My son used to stand in the window of his preschool with his face firmly stuck to the window, tears streaming down his cheeks, and his mouth forming the word “mom” over and over again.
I was gently told to sit outside in the car after many failed attempts to help with the transition became more troublesome than helpful. As I sat there watching his pouty face streak the window with tears and boogers, all I could focus on was how in the world was I ever going to get him to go to school without crying. My concerns had a sense of urgency, as I was nearing the end of my part-time work schedule and knew I would be leaving my kids with a babysitter and heading back to work five mornings a week.

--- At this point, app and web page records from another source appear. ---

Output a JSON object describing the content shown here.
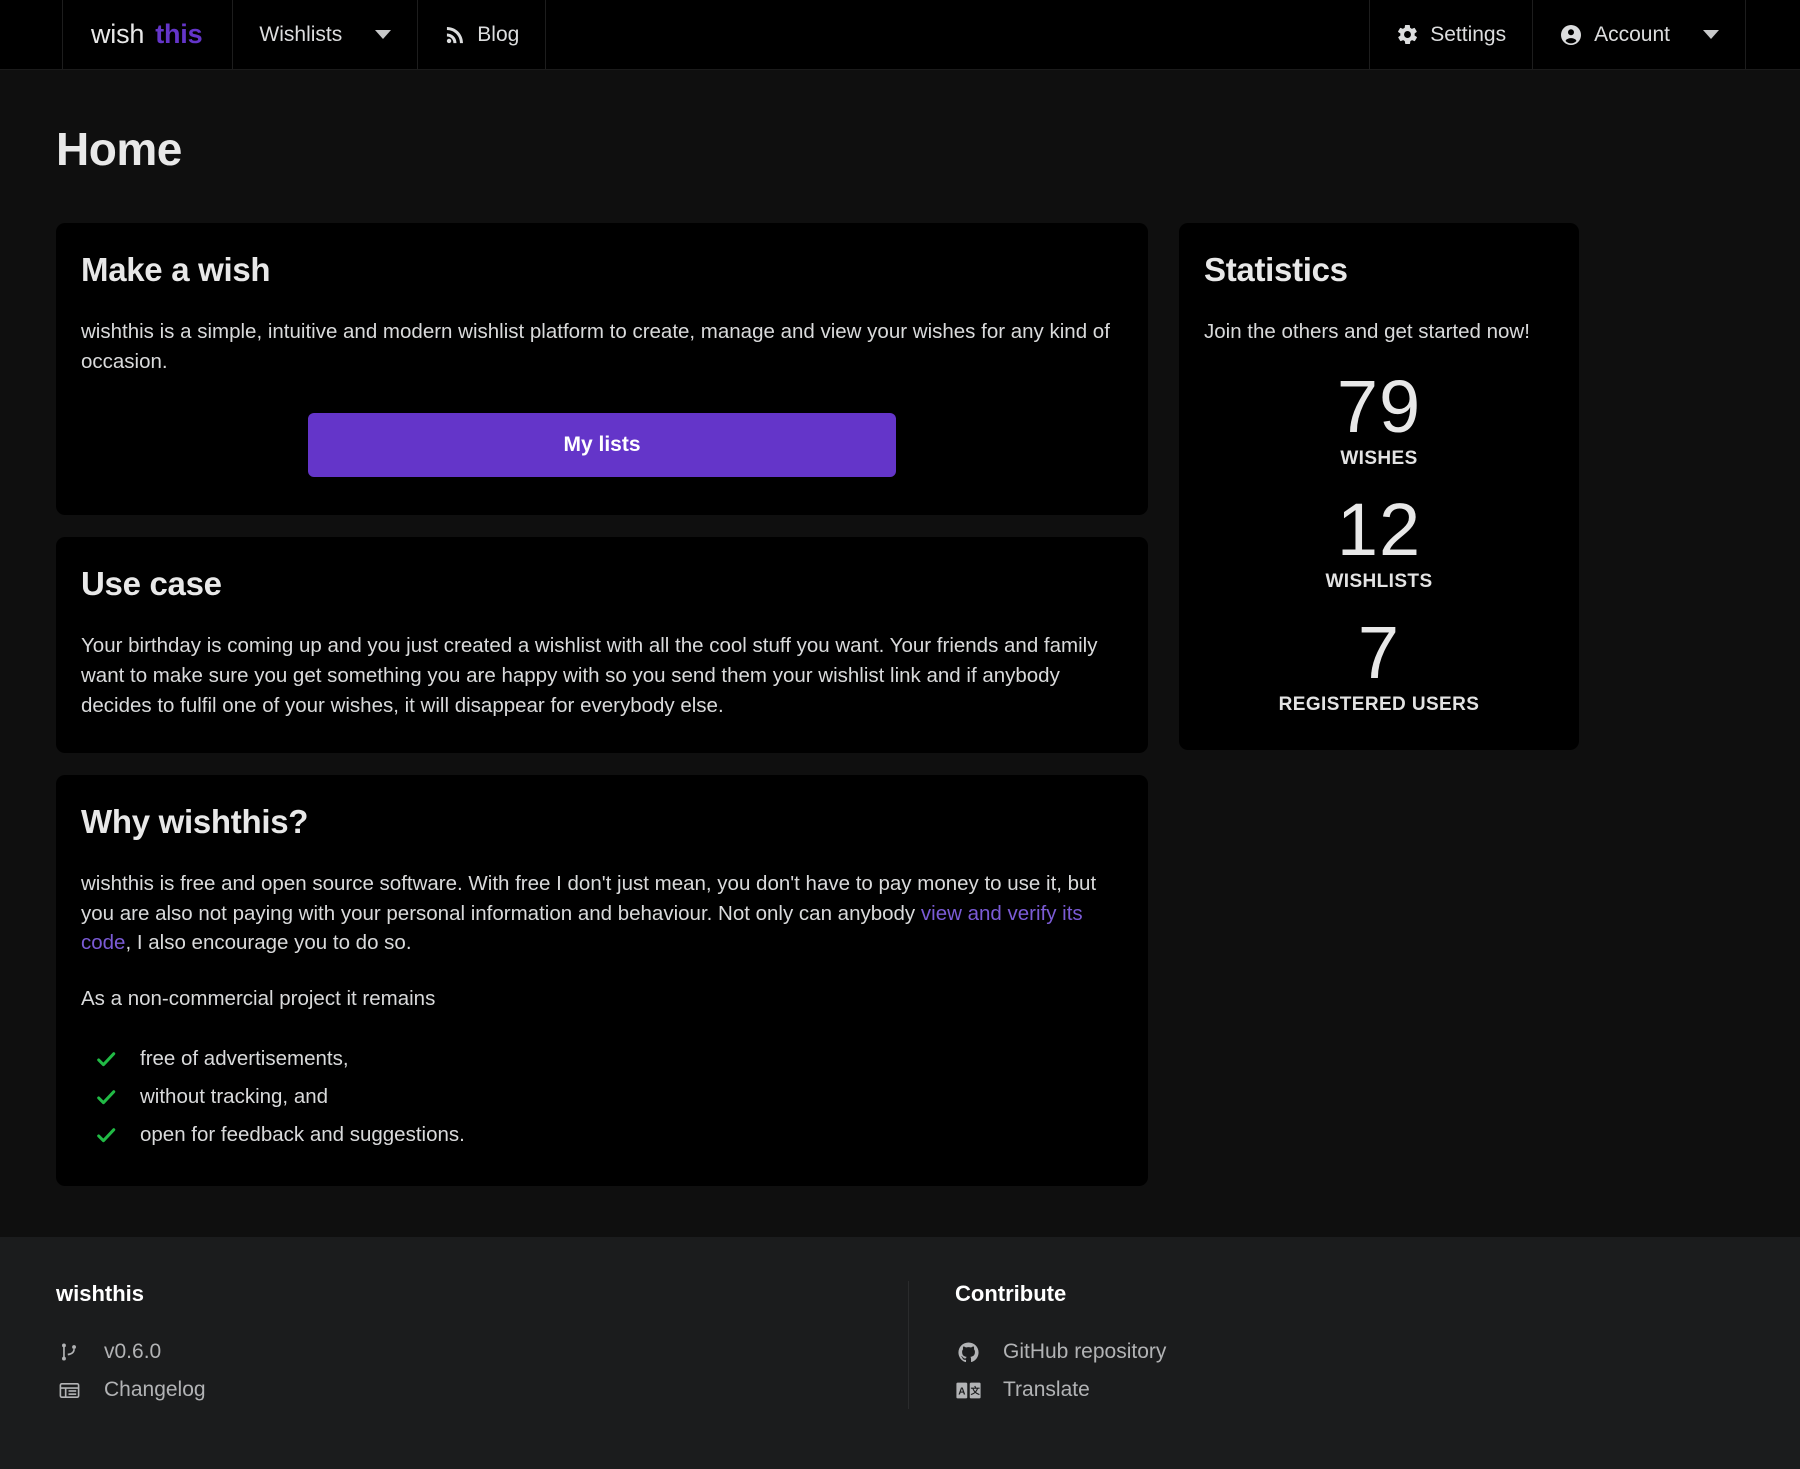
{
  "navbar": {
    "brand": {
      "first": "wish",
      "second": "this"
    },
    "items": [
      {
        "label": "Wishlists",
        "icon": "chevron-down-icon"
      },
      {
        "label": "Blog",
        "icon": "rss-icon"
      }
    ],
    "right_items": [
      {
        "label": "Settings",
        "icon": "gear-icon"
      },
      {
        "label": "Account",
        "icon": "user-circle-icon"
      }
    ]
  },
  "page": {
    "title": "Home"
  },
  "cards": {
    "make_a_wish": {
      "heading": "Make a wish",
      "body": "wishthis is a simple, intuitive and modern wishlist platform to create, manage and view your wishes for any kind of occasion.",
      "button": "My lists"
    },
    "use_case": {
      "heading": "Use case",
      "body": "Your birthday is coming up and you just created a wishlist with all the cool stuff you want. Your friends and family want to make sure you get something you are happy with so you send them your wishlist link and if anybody decides to fulfil one of your wishes, it will disappear for everybody else."
    },
    "why_wishthis": {
      "heading": "Why wishthis?",
      "body_part1": "wishthis is free and open source software. With free I don't just mean, you don't have to pay money to use it, but you are also not paying with your personal information and behaviour. Not only can anybody ",
      "link_text": "view and verify its code",
      "body_part2": ", I also encourage you to do so.",
      "body_second": "As a non-commercial project it remains",
      "list": [
        "free of advertisements,",
        "without tracking, and",
        "open for feedback and suggestions."
      ]
    }
  },
  "statistics": {
    "heading": "Statistics",
    "subtitle": "Join the others and get started now!",
    "items": [
      {
        "value": "79",
        "label": "WISHES"
      },
      {
        "value": "12",
        "label": "WISHLISTS"
      },
      {
        "value": "7",
        "label": "REGISTERED USERS"
      }
    ]
  },
  "footer": {
    "columns": [
      {
        "heading": "wishthis",
        "rows": [
          {
            "label": "v0.6.0",
            "icon": "code-branch-icon"
          },
          {
            "label": "Changelog",
            "icon": "list-table-icon"
          }
        ]
      },
      {
        "heading": "Contribute",
        "rows": [
          {
            "label": "GitHub repository",
            "icon": "github-icon"
          },
          {
            "label": "Translate",
            "icon": "translate-icon"
          }
        ]
      }
    ]
  },
  "colors": {
    "accent_purple": "#6435c9",
    "link_purple": "#7b5bd6",
    "check_green": "#21ba45",
    "card_background": "#000000",
    "page_background": "#0f0f0f",
    "footer_background": "#1b1c1d"
  }
}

Most kids will experience separation anxiety at some point in their life. Many kids will have no problem facing their fears and moving forward, while others may get stuck and experience significant difficulties separating from their parents. Separation anxiety is most often seen at school drop-off time for preschoolers or when parents go to work and leave the child at daycare or with a sitter/nanny. This fear of mom and dad leaving can produce some pretty dramatic emotions in little ones and often, crying and asking about when parents will return persists until some level of intervention is in place.
My son would get worked up the night before and the night before the night before school started. This fear of separation sometimes even started weeks before the first day of school. Often times, it would continue well into the first month, which exhausted both of us. After one particularly difficult morning with the babysitter, I decided that I needed to do something drastic and fast because Kindergarten was not getting off to a very good start.

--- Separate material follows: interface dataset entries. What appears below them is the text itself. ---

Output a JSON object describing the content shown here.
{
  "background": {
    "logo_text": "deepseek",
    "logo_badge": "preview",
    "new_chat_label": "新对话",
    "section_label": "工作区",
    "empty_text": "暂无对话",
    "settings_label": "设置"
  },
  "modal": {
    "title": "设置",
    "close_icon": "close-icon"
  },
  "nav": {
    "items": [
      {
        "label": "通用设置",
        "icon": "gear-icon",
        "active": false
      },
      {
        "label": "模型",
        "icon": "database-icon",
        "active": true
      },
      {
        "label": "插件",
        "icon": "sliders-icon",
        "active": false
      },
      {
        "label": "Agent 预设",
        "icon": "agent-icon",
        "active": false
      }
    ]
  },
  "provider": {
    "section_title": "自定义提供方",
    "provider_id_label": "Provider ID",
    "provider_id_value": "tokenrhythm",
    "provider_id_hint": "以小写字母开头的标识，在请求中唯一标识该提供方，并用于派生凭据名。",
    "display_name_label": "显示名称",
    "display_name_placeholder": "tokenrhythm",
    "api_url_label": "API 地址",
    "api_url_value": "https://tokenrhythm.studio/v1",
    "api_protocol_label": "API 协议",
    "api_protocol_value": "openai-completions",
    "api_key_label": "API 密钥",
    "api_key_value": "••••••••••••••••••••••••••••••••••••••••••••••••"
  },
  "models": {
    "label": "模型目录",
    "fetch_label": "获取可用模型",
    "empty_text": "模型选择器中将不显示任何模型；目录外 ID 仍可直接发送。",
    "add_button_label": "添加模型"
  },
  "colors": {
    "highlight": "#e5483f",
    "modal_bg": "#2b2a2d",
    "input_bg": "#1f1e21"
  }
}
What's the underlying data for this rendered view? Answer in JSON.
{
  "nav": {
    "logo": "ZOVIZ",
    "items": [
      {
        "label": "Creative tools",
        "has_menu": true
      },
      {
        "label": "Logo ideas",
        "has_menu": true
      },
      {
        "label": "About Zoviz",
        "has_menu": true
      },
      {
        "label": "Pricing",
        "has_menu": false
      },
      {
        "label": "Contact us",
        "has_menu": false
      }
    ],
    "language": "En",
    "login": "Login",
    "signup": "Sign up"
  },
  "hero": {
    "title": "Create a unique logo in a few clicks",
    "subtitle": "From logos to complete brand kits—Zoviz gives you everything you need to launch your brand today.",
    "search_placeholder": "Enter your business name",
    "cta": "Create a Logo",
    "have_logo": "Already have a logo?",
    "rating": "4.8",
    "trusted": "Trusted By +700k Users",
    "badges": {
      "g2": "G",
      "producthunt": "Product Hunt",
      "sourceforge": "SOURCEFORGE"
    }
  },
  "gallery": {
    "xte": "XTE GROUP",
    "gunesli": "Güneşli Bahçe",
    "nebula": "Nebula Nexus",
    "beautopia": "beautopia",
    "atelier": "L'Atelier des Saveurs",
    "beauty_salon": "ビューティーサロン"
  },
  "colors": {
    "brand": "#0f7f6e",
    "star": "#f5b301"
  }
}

So I went looking for the one thing I rely on when teaching my kids so many other life lessons: books. I scanned the bookshelves each time we went to the library, quizzed every reading expert I knew, and became fast friends with all of our local bookstore owners. I was desperate to find just the right books that my son could relate to as he tried to gather the courage to go to school each fall.

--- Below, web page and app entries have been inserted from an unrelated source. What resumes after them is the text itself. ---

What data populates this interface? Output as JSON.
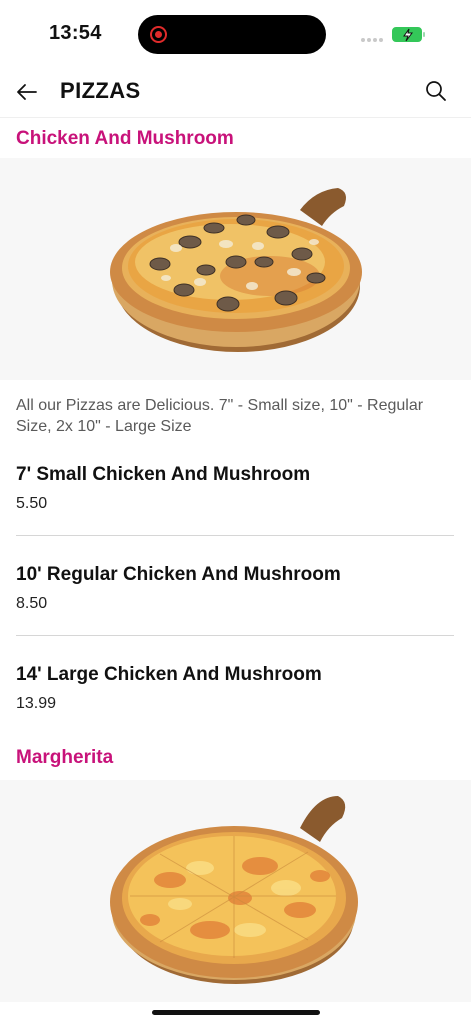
{
  "status_bar": {
    "time": "13:54"
  },
  "header": {
    "title": "PIZZAS"
  },
  "sections": [
    {
      "title": "Chicken And Mushroom",
      "description": "All our Pizzas are Delicious. 7\" - Small size, 10\" - Regular Size, 2x 10\" - Large Size",
      "items": [
        {
          "name": "7' Small Chicken And Mushroom",
          "price": "5.50"
        },
        {
          "name": "10' Regular Chicken And Mushroom",
          "price": "8.50"
        },
        {
          "name": "14' Large Chicken And Mushroom",
          "price": "13.99"
        }
      ]
    },
    {
      "title": "Margherita"
    }
  ],
  "colors": {
    "accent": "#c8127a",
    "battery": "#34c759",
    "recording": "#e02b2b"
  },
  "icons": {
    "back": "arrow-left-icon",
    "search": "search-icon"
  }
}
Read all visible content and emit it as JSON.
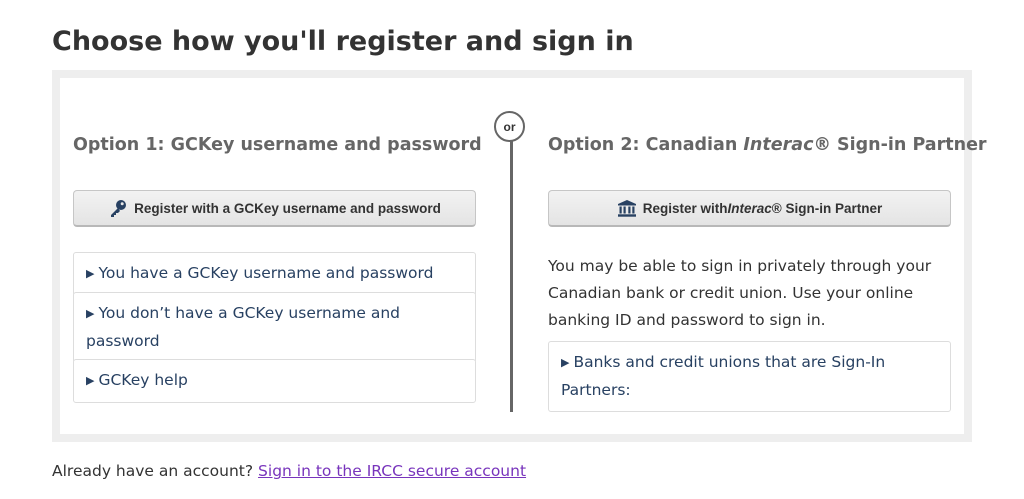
{
  "page": {
    "title": "Choose how you'll register and sign in"
  },
  "divider": {
    "label": "or"
  },
  "option1": {
    "heading": "Option 1: GCKey username and password",
    "button_label": "Register with a GCKey username and password",
    "button_icon": "key-icon",
    "details": [
      {
        "label": "You have a GCKey username and password"
      },
      {
        "label": "You don’t have a GCKey username and password"
      },
      {
        "label": "GCKey help"
      }
    ]
  },
  "option2": {
    "heading_prefix": "Option 2: Canadian ",
    "heading_brand": "Interac",
    "heading_suffix": "® Sign-in Partner",
    "button_prefix": "Register with ",
    "button_brand": "Interac",
    "button_suffix": "® Sign-in Partner",
    "button_icon": "bank-icon",
    "description": "You may be able to sign in privately through your Canadian bank or credit union. Use your online banking ID and password to sign in.",
    "details": [
      {
        "label": "Banks and credit unions that are Sign-In Partners:"
      }
    ]
  },
  "footer": {
    "prompt": "Already have an account?",
    "link_label": "Sign in to the IRCC secure account"
  },
  "colors": {
    "link": "#284162",
    "visited_link": "#7834bc",
    "heading_gray": "#666666",
    "panel_background": "#eeeeee"
  }
}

What I ended up finding during our hunt for the right words and characters to help him identify with, ended up being exactly what we both needed. At our most treasured corner bookstore, Liberty Bay Books, we were blessed with the knowledge and passion of the owner who handed us just the right stack of books. My son and I both sat down in the middle of the kids section and began devouring all of the books she so carefully chose for us.
What follows, are the four books that I have found to help the most with transitioning to school for the first-time student and the kid who always seems to have a bit of a struggle at the beginning of the year.
1. The Kissing Hand by Audrey Penn
I truly believe this was the book that single-handedly ended the emotion filled phone calls I used to get at work 15 minutes before my son had to get on the bus. If you have a child who suffers from separation anxiety, this book is a must in your collection. After the first read, my son felt more at ease and we were able to have something symbolic to use when he was feeling anxious.
From Goodreads: “School is starting in the forest, but Chester Raccoon does not want to go. To help ease Chester's fears, Mrs. Raccoon shares a family secret called the Kissing Hand to give him the reassurance of her love any time his world feels a little scary. Since its first publication in 1993, this heartwarming book has become a children's classic that has touched the lives of millions of children and their parents, especially at times of separation, whether starting school, entering daycare, or going to camp. It is widely used by kindergarten teachers on the first day of school.”
2. Wemberly Worried by Kevin Henkes
If you have a child who worries, this is the book for you. While Wemberly seems to worry about everything, she discovers in the end that school is nothing to worry about.
From Goodreads: “Wemberly worried about everything. Big things. Little things. And things in between. Then it was time for school to start and Wemberly worried even more.”
3. First Day Jitters by Julie Danneberg
A must read for anyone whose child is afraid to start something new. They will defeinitely identify with Sarah Jane Hartwell and her struggles to be brave.
From Goodreads: “Everyone knows that sinking feeling in the pit of the stomach just before diving into a new situation. Sarah Jane Hartwell is scared and doesn't want to start over at a new school. She doesn't know anybody, and nobody knows her. It will be awful. She just knows it. With much prodding from Mr. Hartwell, Sarah Jane reluctantly pulls herself together and goes to school. She is quickly befriended by Mrs. Burton, who helps smooth her jittery transition. This charming and familiar story will delight readers with its surprise ending.”
4. Llama Llama Misses Mama by Anna Dewdney
Oh, the rhythmic flow of this book provided me with many opportunities to recite parts of this story to my son as I walked him into preschool. He always found the words to be calming and it allowed him to see that yes, mom can drop you off and I will come back for you. His preschool teacher even told me that when he would start getting worried, he would tell himself that “mama will always come back for me.”
From Goodreads: “Strange new teacher. Strange new toys. Lots of kids and lots of noise! What would Llama like to do? Llama Llama feels so new . . .It’s Llama Llama’s first day of preschool! And Llama Llama’s mama makes sure he’s ready. They meet the teachers. See the other children. Look at all the books and games. But then it’s time for Mama to leave. And suddenly Llama Llama isn’t so excited anymore. Will Mama Llama come back? Of course she will. But before she does, the other children show Llama Llama how much fun school can be!”